Category Score
Readability 3.5
Length 2.0
Writing Style 4.0
Photography 5.0
Educational Value 4.5
Average 3.8

Has anyone else read this book?  What are your thoughts on it?  What about other books you are reading?  Feel free to share your own thoughts and insights in the comments below!

An Interview with Peggy Dyer…

As you may recall, a few weeks ago I had the pleasure of meeting up with Peggy Dyer, a professional photographer here in Colorado, and I got to learn about her latest project – One Million Faces.  We got a chance to sit down a second time and I learned a lot more about her creative energy, where she finds inspiration, and about where the One Million Faces project found it’s genesis.  In addition, we also got to talk in more detail about the Lensbaby series of lenses, starting with the first one ever,  going through the most recent Lensbaby Composer, and even a sneak peak of an upcoming lens from them.  Best of all – I actually was able to put together a video of it to share with the community.  It all looks very intriguing and with her creative energies, I am really getting motivated to get out there and try some shots with this gear.

An Interview with Peggy Dyer from CBJason on Vimeo.

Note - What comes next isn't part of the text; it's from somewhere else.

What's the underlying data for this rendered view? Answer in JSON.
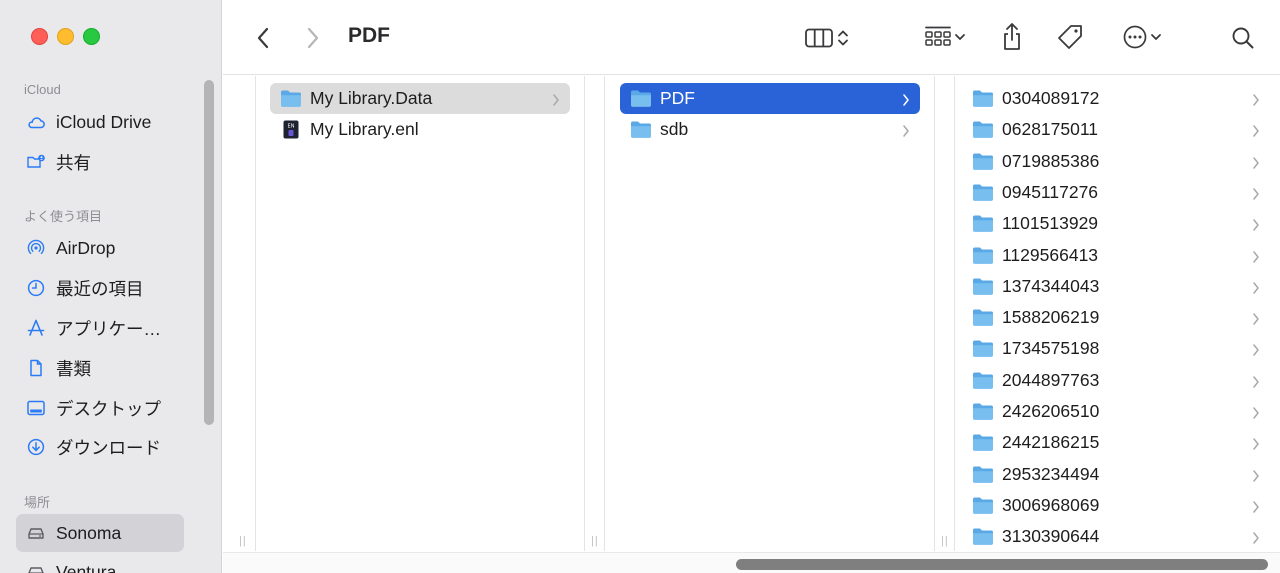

A couple links from the interview, including some local charities and other resources that readers may find interesting are also included below:

Until tomorrow, Happy Shooting!